Colin Kaepernick‘s collusion case against the NFL could have one very significant collateral impact on the NFL. The evidence Kaepernick generates in his effort to prove a concerted effort to keep him out of football could be used by other players also deemed to be undesirable due to pregame political activities.
Kaepernick’s former San Francisco teammate, safety Eric Reid, who initially provided support to Kaepernick during his anthem protests and who more recently criticized the deal struck between the league and some of the protesting players to end the anthem demonstrations, could be the first one to piggyback on the work product of Kaepernick’s collusion case.
Even if Reid was never mentioned by name in any of the text messages or email exchanges that may prove a league-office-led campaign to keep Kaepernick out of the NFL, the basis for the shunning of Kaepernick applies with nearly equal force to Reid. Yes, multiple other players who protested remain gainfully employed. But Reid, like Kaepernick, had a higher level of visibility and Reid, via his vocal objection to the deal struck between the league and other protesting players (and his comments regarding the sources of the money devoted to social justice programs), surely created a greater degree of frustration for the NFL than other protesting players.

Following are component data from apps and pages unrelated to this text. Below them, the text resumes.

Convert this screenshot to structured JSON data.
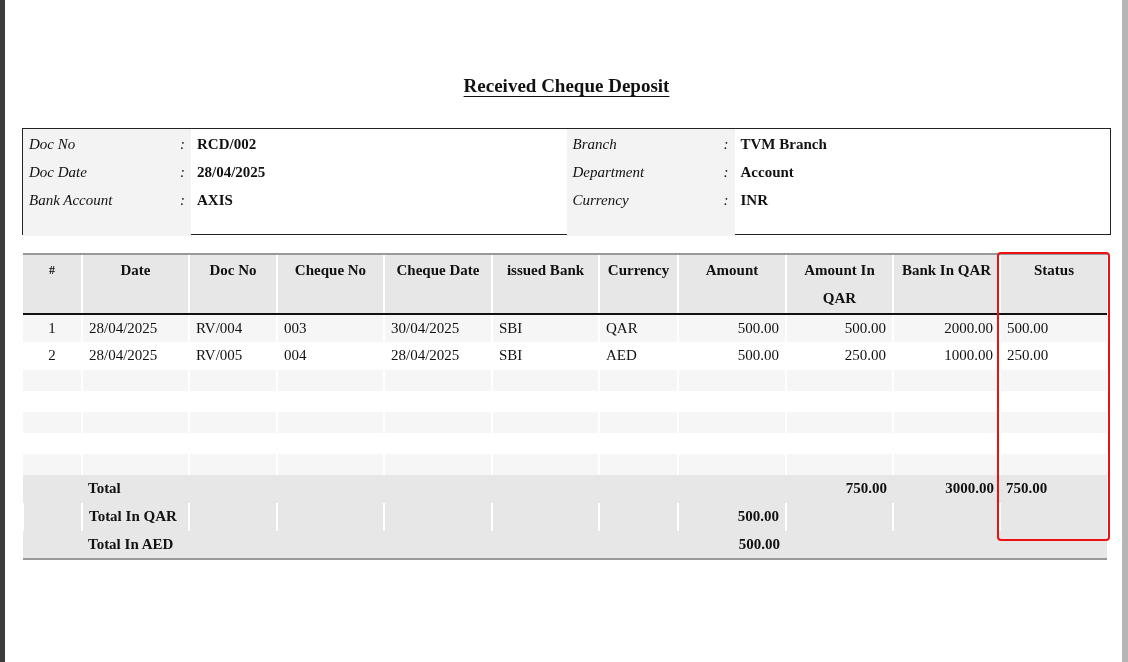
{
  "title": "Received Cheque Deposit",
  "header_fields": [
    {
      "label": "Doc No",
      "value": "RCD/002",
      "colon": ":"
    },
    {
      "label": "Branch",
      "value": "TVM Branch",
      "colon": ":"
    },
    {
      "label": "Doc Date",
      "value": "28/04/2025",
      "colon": ":"
    },
    {
      "label": "Department",
      "value": "Account",
      "colon": ":"
    },
    {
      "label": "Bank Account",
      "value": "AXIS",
      "colon": ":"
    },
    {
      "label": "Currency",
      "value": "INR",
      "colon": ":"
    }
  ],
  "table": {
    "columns": [
      {
        "label": "#"
      },
      {
        "label": "Date"
      },
      {
        "label": "Doc No"
      },
      {
        "label": "Cheque No"
      },
      {
        "label": "Cheque Date"
      },
      {
        "label": "issued Bank"
      },
      {
        "label": "Currency"
      },
      {
        "label": "Amount"
      },
      {
        "label": "Amount In QAR"
      },
      {
        "label": "Bank In QAR"
      },
      {
        "label": "Status",
        "highlighted": true
      }
    ],
    "rows": [
      {
        "cells": [
          "1",
          "28/04/2025",
          "RV/004",
          "003",
          "30/04/2025",
          "SBI",
          "QAR",
          "500.00",
          "500.00",
          "2000.00",
          "500.00"
        ]
      },
      {
        "cells": [
          "2",
          "28/04/2025",
          "RV/005",
          "004",
          "28/04/2025",
          "SBI",
          "AED",
          "500.00",
          "250.00",
          "1000.00",
          "250.00"
        ]
      }
    ],
    "totals": [
      {
        "label": "Total",
        "amount_in_qar": "750.00",
        "bank_in_qar": "3000.00",
        "status": "750.00"
      },
      {
        "label": "Total In QAR",
        "amount": "500.00"
      },
      {
        "label": "Total In AED",
        "amount": "500.00"
      }
    ]
  }
}
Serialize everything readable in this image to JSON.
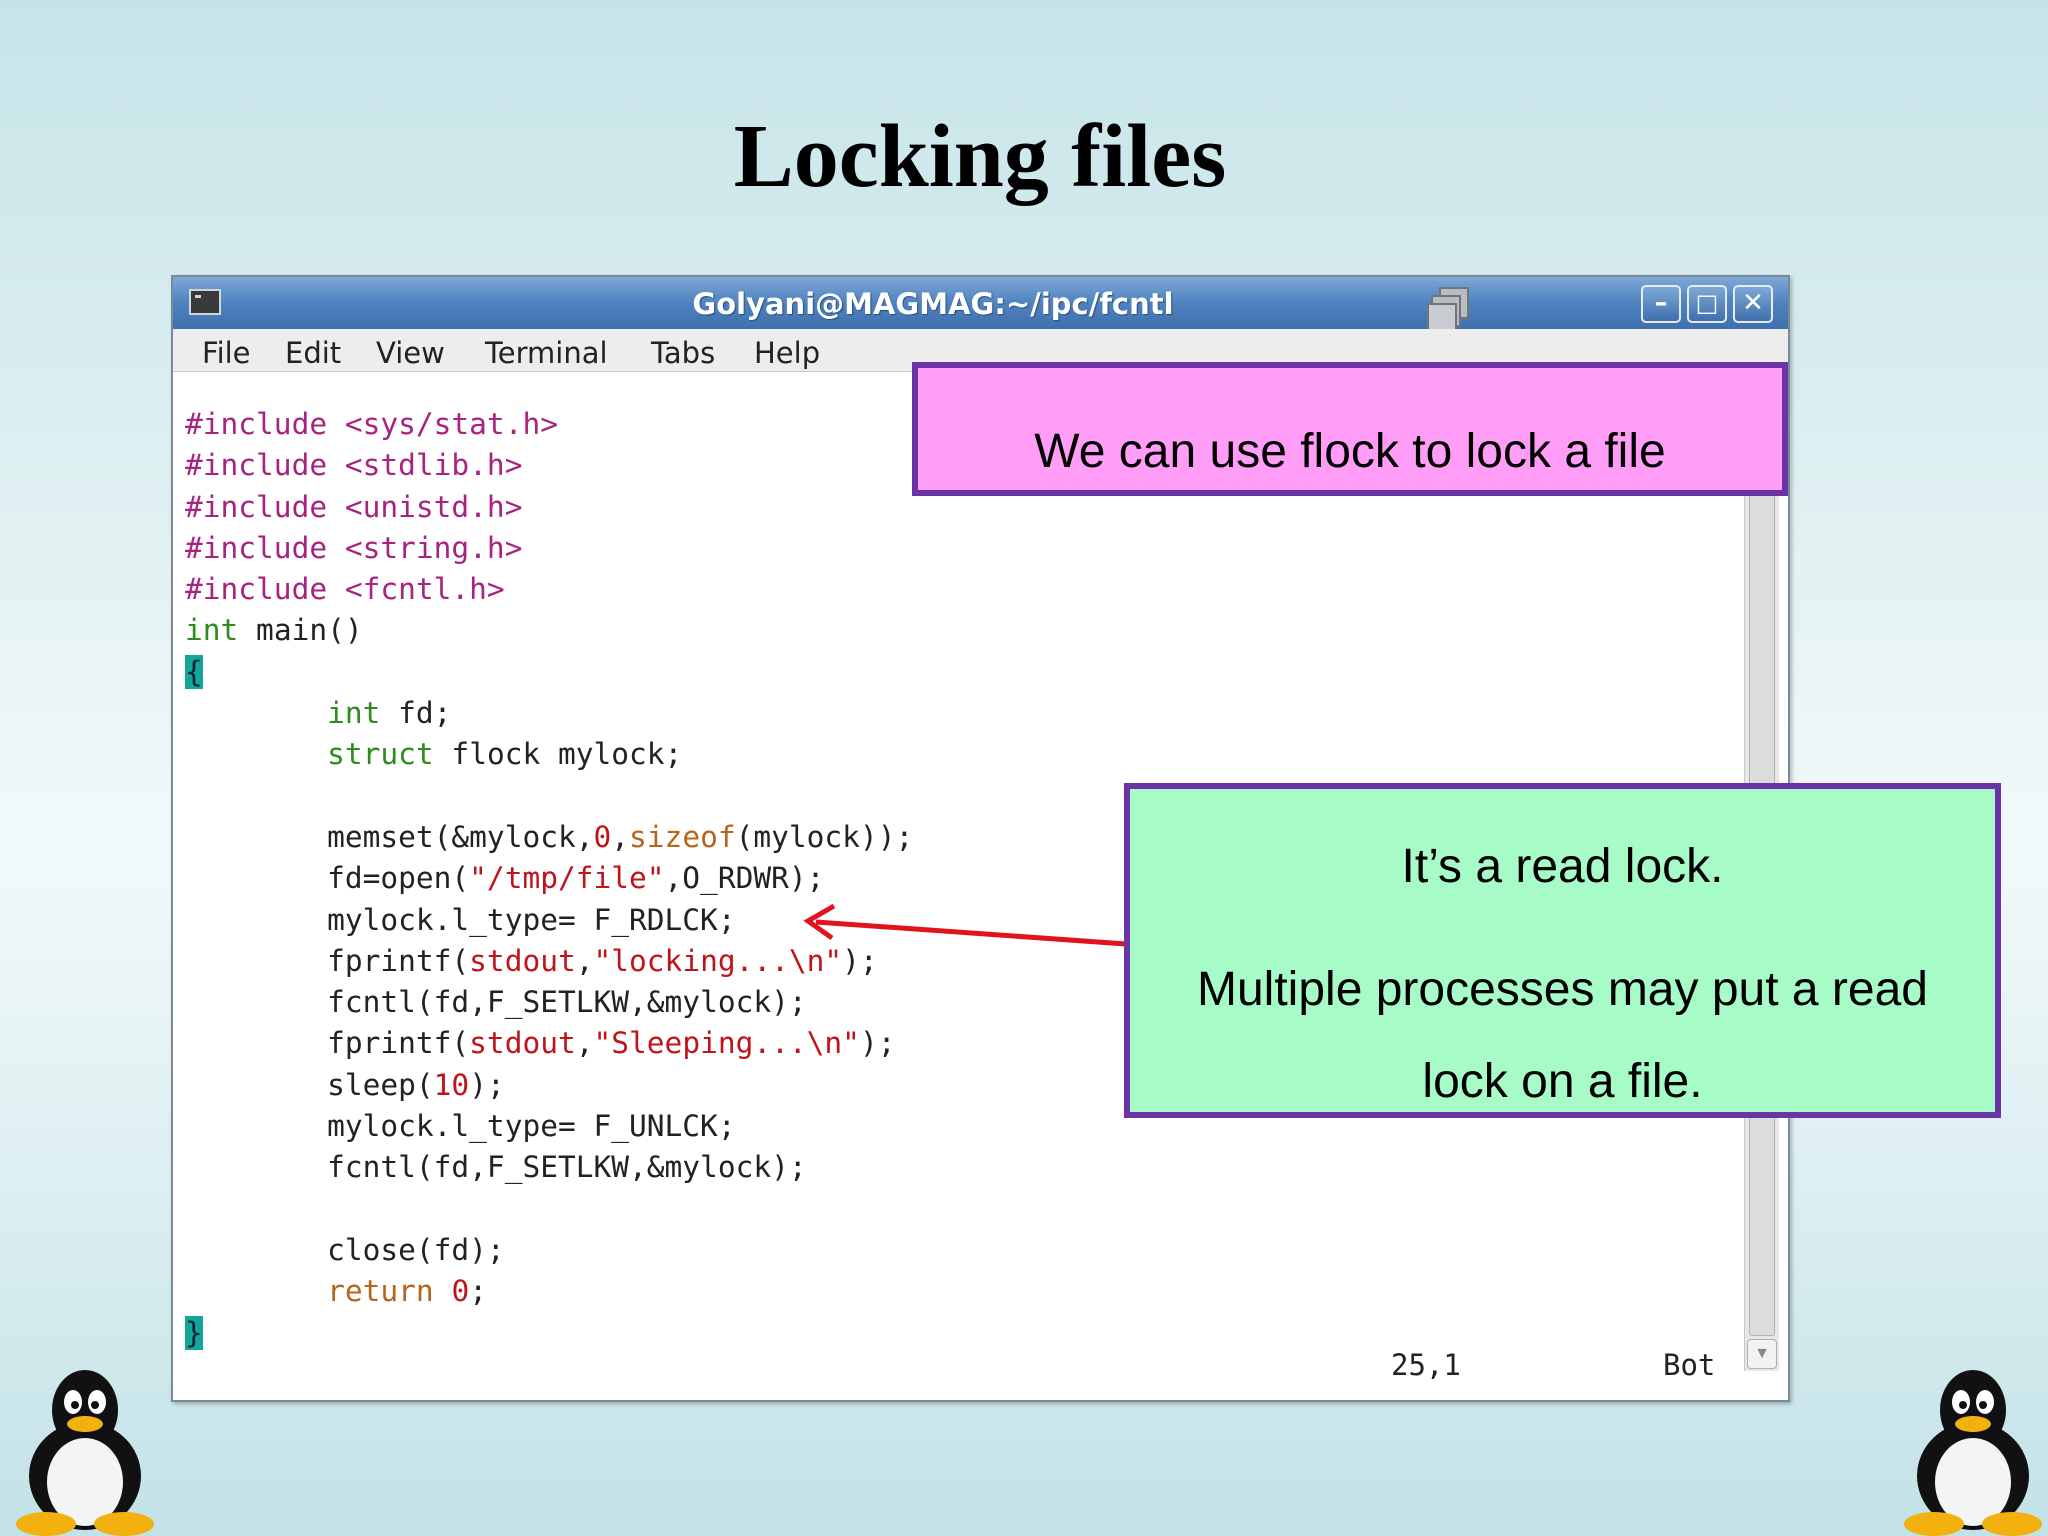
{
  "slide": {
    "title": "Locking files"
  },
  "window": {
    "title": "Golyani@MAGMAG:~/ipc/fcntl",
    "buttons": {
      "minimize": "–",
      "maximize": "□",
      "close": "✕"
    }
  },
  "menu": {
    "items": [
      "File",
      "Edit",
      "View",
      "Terminal",
      "Tabs",
      "Help"
    ]
  },
  "code": {
    "lines": [
      "#include <sys/stat.h>",
      "#include <stdlib.h>",
      "#include <unistd.h>",
      "#include <string.h>",
      "#include <fcntl.h>",
      "int main()",
      "{",
      "        int fd;",
      "        struct flock mylock;",
      "",
      "        memset(&mylock,0,sizeof(mylock));",
      "        fd=open(\"/tmp/file\",O_RDWR);",
      "        mylock.l_type= F_RDLCK;",
      "        fprintf(stdout,\"locking...\\n\");",
      "        fcntl(fd,F_SETLKW,&mylock);",
      "        fprintf(stdout,\"Sleeping...\\n\");",
      "        sleep(10);",
      "        mylock.l_type= F_UNLCK;",
      "        fcntl(fd,F_SETLKW,&mylock);",
      "",
      "        close(fd);",
      "        return 0;",
      "}"
    ]
  },
  "status": {
    "position": "25,1",
    "scroll": "Bot"
  },
  "callouts": {
    "top": "We can use flock to lock a file",
    "right_line1": "It’s a read lock.",
    "right_line2": "Multiple processes may put a read",
    "right_line3": "lock on a file."
  },
  "colors": {
    "keyword": "#2e8b1e",
    "preprocessor": "#a8237f",
    "string": "#c0141c",
    "callout_pink": "#ff9df7",
    "callout_green": "#a6fbc7",
    "callout_border": "#6a33a8",
    "arrow": "#e0141c"
  },
  "icons": {
    "terminal": "terminal-icon",
    "workspace": "window-stack-icon",
    "penguin": "tux-penguin-icon"
  }
}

The fact that Reid now says he doesn’t plan to protest doesn’t matter; the damage already has been done. Moreover, teams may fear that, once he has another NFL job, Reid may change his mind. Also, the fact that he was so intimately involved in past protests (and the fact that his activities are deemed to be a factor in his search for work) could put him into the dreaded “distraction” category, where on-field ability takes a backseat to off-field propensity to create unwanted lines of questioning for other players and coaches.